‘La Guerre des Trous’ ‘The War of Holes’ - New World Record for Drawing by Christopher Nevinson A poignant first World War drawing by official War Artist for the British Government, Christopher Nevinson, set a new world record for a work on paper by the artist at Dreweatts & Bloomsbury Auction’s
News-Antique.com - Dec 13,2013 - +44 (0)20 7968 4180| Caroline Newton | firstname.lastname@example.org
‘La Guerre des Trous’ ‘The War of Holes’
New World Record for Drawing by British War Artist,
Christopher Nevinson, at Dreweatts & Bloomsbury Auctions
A poignant first World War drawing by official War Artist for the British Government, Christopher Nevinson, set a new world record for a work on paper by the artist at Dreweatts & Bloomsbury Auction’s sale of Modern and Contemporary Prints on Wednesday 11th December.

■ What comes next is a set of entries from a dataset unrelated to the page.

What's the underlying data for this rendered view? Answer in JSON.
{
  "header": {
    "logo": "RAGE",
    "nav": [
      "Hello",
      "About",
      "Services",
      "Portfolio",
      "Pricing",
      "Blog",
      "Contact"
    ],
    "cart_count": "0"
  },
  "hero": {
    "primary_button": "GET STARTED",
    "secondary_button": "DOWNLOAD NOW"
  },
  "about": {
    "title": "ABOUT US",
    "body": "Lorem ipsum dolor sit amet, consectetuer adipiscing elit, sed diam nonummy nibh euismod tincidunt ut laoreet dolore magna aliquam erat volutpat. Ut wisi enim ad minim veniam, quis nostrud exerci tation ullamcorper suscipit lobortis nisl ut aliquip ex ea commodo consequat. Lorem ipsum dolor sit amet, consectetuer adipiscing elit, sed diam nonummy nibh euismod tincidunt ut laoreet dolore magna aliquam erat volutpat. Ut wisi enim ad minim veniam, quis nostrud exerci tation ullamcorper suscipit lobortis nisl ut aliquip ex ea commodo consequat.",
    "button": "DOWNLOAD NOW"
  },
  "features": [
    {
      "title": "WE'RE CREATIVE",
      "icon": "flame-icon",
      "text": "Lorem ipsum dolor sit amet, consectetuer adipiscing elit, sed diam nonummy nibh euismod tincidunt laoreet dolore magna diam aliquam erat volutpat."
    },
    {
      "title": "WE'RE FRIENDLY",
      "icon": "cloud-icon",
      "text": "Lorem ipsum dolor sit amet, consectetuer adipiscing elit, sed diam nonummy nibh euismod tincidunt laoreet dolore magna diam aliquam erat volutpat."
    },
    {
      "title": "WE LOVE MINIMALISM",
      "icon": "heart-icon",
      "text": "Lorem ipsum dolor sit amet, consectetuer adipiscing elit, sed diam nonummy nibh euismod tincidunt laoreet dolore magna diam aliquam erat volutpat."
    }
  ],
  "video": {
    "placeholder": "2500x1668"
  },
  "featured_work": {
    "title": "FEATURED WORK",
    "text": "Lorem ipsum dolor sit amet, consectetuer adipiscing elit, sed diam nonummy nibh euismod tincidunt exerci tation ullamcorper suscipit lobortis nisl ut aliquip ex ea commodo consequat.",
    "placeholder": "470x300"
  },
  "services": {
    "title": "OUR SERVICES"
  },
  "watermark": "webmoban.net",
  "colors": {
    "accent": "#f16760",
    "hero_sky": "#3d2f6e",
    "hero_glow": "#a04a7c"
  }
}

It was purchased by a by a private collector in New York for £136,400, breaking the record already held by the auctioneer.
Alexander Hayter, International Head of Modern & Contemporary Art at Dreweatts & Bloomsbury Auctions commented: “We are absolutely delighted to have again broken the world record for a work by Nevinson on paper. In December 2012 we set the record for his drawing, ‘On the Road to Ypres,’ which sold for £111,600. The price achieved on Wednesday for a work by this remarkable artist shows that we still lead the market for the sale of Nevinson’s work.”
‘La Guerre des Trous’ (the War of Holes) by the Futurist/Vorticist artist was a moving tribute to the troops by an artist who was deeply affected by his experience caring for injured French soldiers as a member of the Friends' Ambulance Unit, during the first World War. Arguably the finest work on paper by the artist to have appeared at auction in a generation, the drawing depicts the soldiers’ anticipation, presumably in the moment before they exited the trench. By portraying French soldiers, Nevinson was able to reveal the grimmer side of the war whilst dodging Government restrictions placed on imagery of active British servicemen.
The pen and ink, and brush and ink, drawing was done in 1914/15 possibly at Woesten, just North-West of Ypres, where Nevinson was stationed for two ½ months from November 1914.
Christopher Martin, a specialist on works by Nevinson, said: “Nevinson wrote of intending to give his pictures of that time an abstract, dynamic and mental impression rather than a concrete, static or optical. The abstract quality is seen in the shaping of the earth around the trench in this drawing, and generally in other drawings related to Nevinson’s war paintings.” [Lot 13]
A Nevinson etching entitled ‘The Thames from Blackfriars’ also achieved a solid price of £39,680 against an estimate of £15,000 – 20,000. It was almost certainly the largest intaglio work by the artist and was based on a painting currently part of the Courtauld Collection, London. [Lot 12]
Elsewhere in the sale, an extremely rare and integral part of the last great series of works produced by American Pop Artist Roy Lichtenstein, a screenprint entitled ‘Two Nudes’ realised a strong price of £124,000. Of the recent impressions offered at auction, this example was in the best condition and was purchased on the telephone by a London based private collector.
Based on love and girls in comic books, ‘The Nudes’ series, begun in the spring of 1993, are